Find every line below with the string "JSON" and pick it out.

## DATASET EXCERPTS
◇ ◇ ◇
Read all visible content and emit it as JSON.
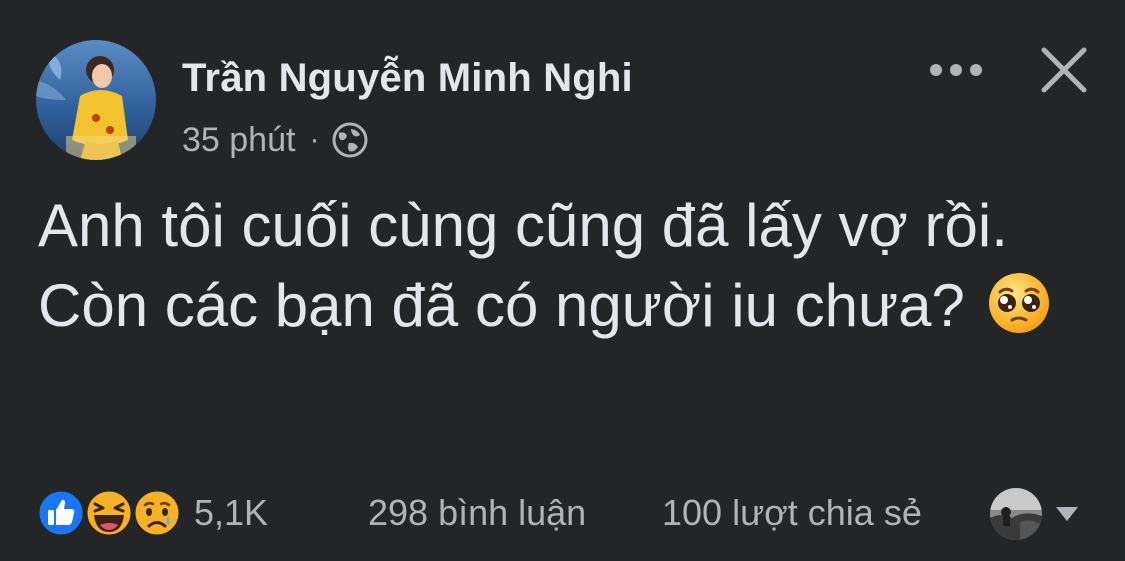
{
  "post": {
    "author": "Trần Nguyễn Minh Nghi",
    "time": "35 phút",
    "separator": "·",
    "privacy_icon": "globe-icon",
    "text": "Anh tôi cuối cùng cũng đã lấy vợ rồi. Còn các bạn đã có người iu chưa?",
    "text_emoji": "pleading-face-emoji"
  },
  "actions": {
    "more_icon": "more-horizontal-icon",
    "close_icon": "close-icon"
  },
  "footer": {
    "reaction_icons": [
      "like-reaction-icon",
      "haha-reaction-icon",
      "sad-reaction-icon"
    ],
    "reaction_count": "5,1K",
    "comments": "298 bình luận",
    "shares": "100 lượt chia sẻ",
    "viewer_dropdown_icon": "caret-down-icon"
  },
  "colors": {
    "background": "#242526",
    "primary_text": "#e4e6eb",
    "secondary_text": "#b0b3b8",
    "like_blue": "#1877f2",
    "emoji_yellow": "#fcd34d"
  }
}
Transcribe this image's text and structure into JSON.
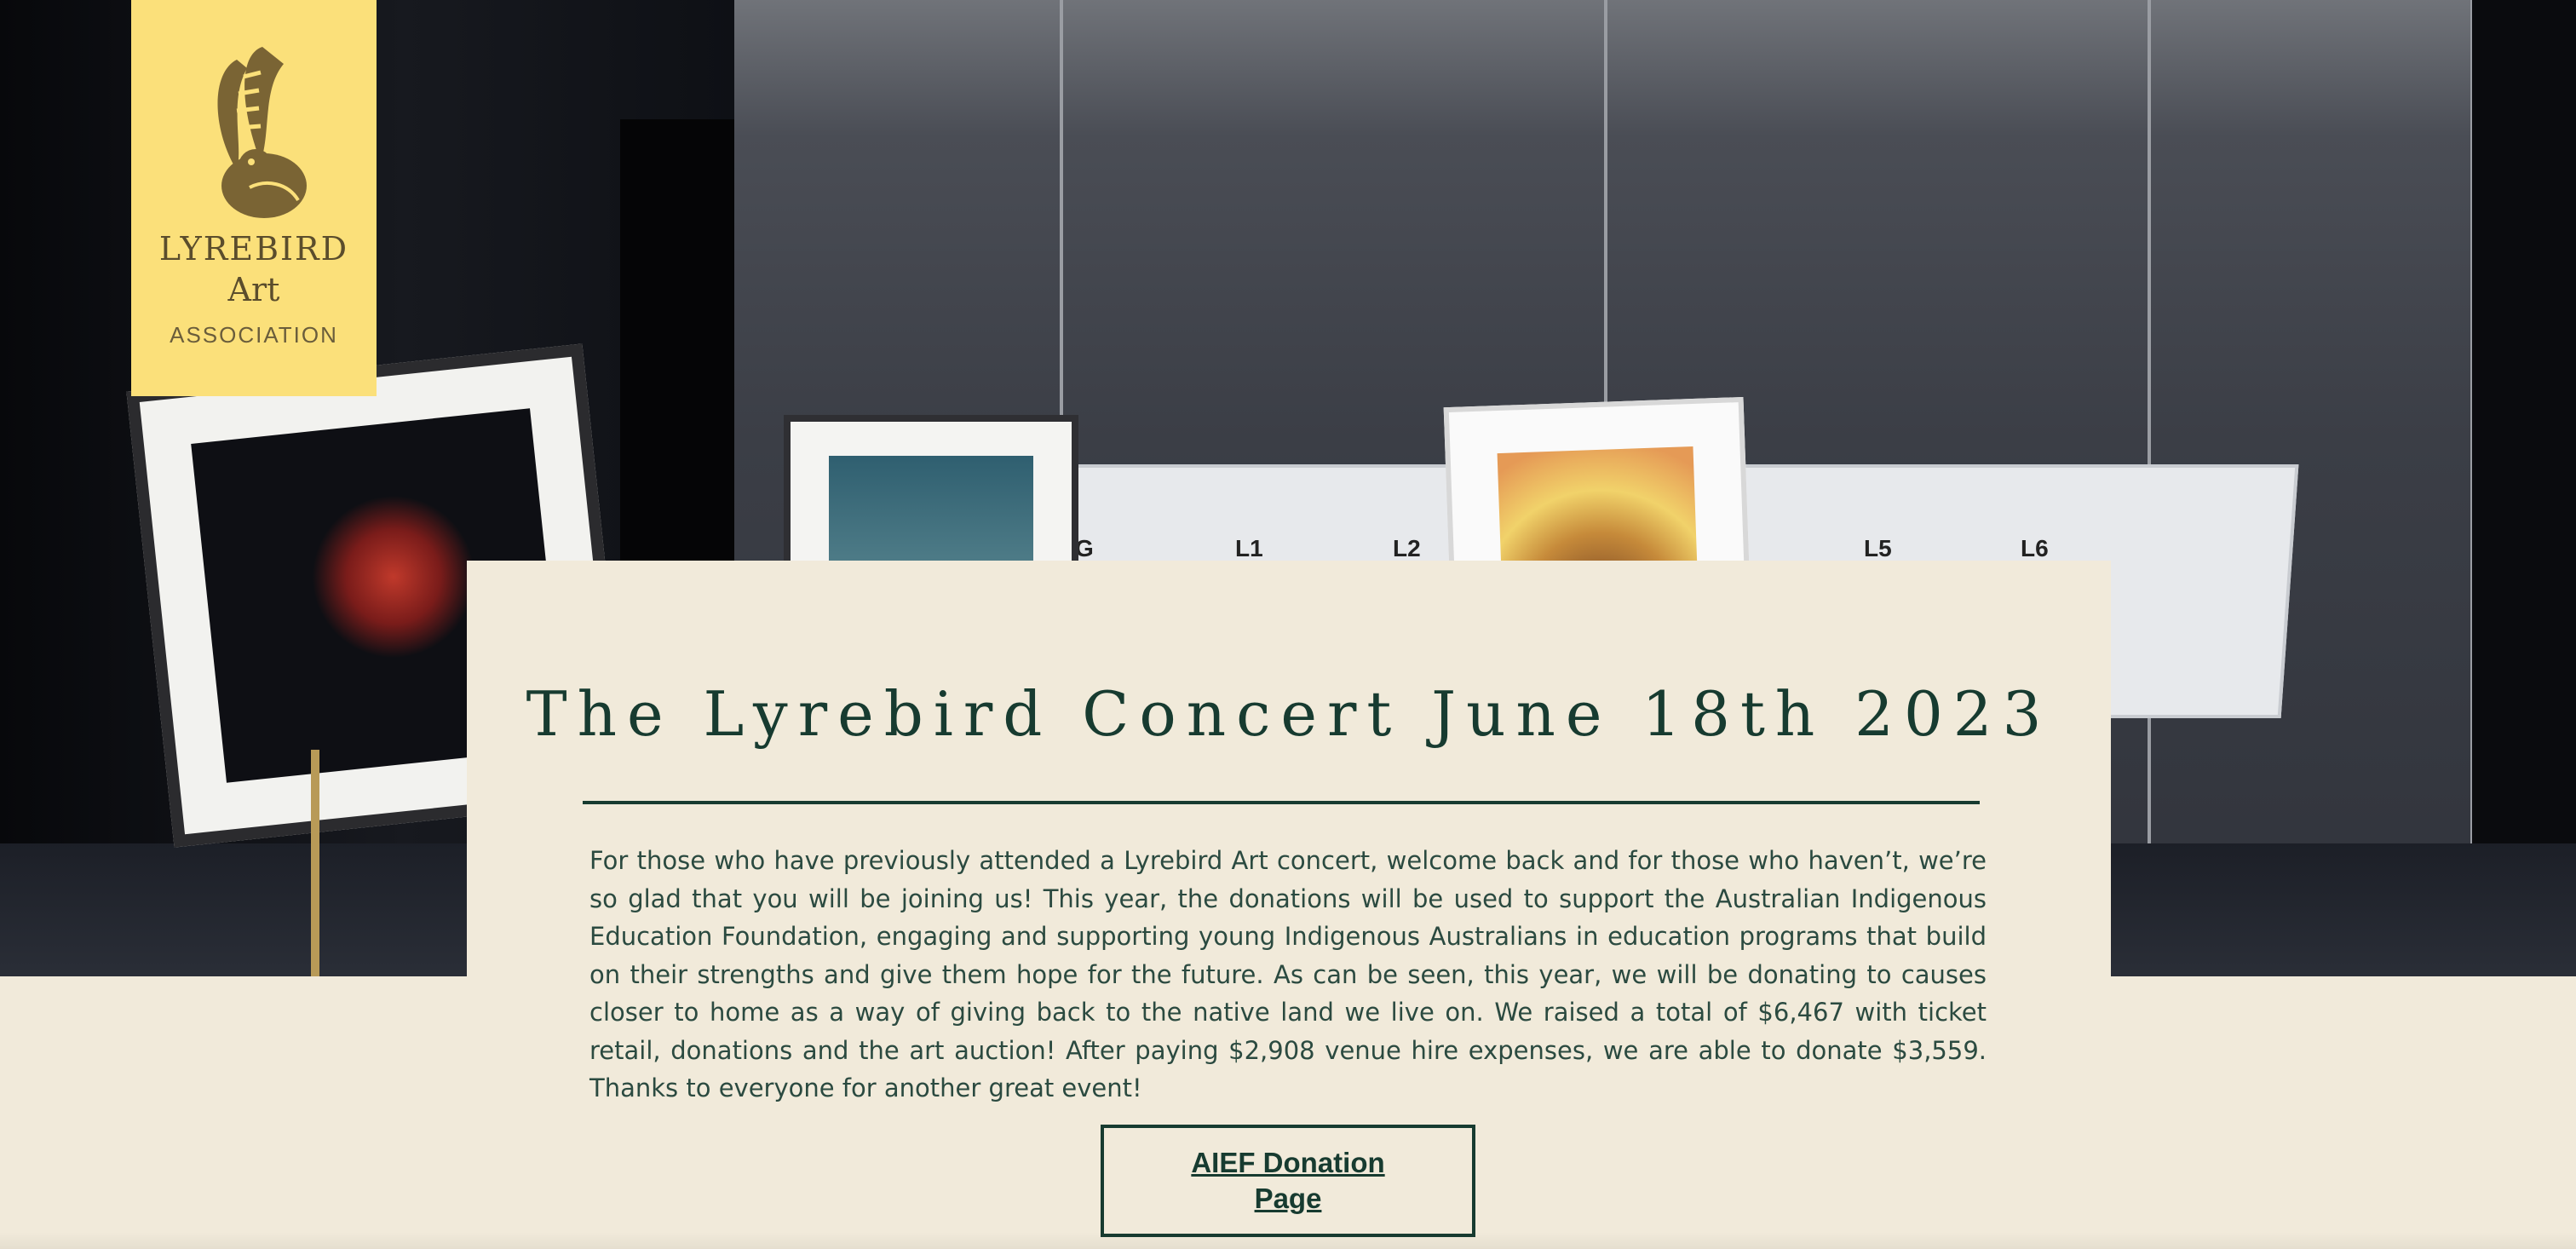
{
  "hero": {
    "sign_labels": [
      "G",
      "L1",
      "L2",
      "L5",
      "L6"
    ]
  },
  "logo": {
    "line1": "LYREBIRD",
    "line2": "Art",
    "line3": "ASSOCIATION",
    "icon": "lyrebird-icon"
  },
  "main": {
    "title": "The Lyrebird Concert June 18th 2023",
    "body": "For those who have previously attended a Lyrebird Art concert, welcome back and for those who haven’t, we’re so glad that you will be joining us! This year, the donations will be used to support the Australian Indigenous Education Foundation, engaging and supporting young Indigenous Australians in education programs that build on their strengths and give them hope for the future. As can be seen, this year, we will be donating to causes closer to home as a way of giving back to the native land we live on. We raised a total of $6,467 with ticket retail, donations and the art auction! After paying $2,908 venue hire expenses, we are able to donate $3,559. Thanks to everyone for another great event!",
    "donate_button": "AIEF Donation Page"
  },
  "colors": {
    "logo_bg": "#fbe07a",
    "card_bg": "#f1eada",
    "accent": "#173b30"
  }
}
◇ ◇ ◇
## PROBLEM SOLUTION
Read all visible content and emit it as JSON.
Transcribe this image's text and structure into JSON.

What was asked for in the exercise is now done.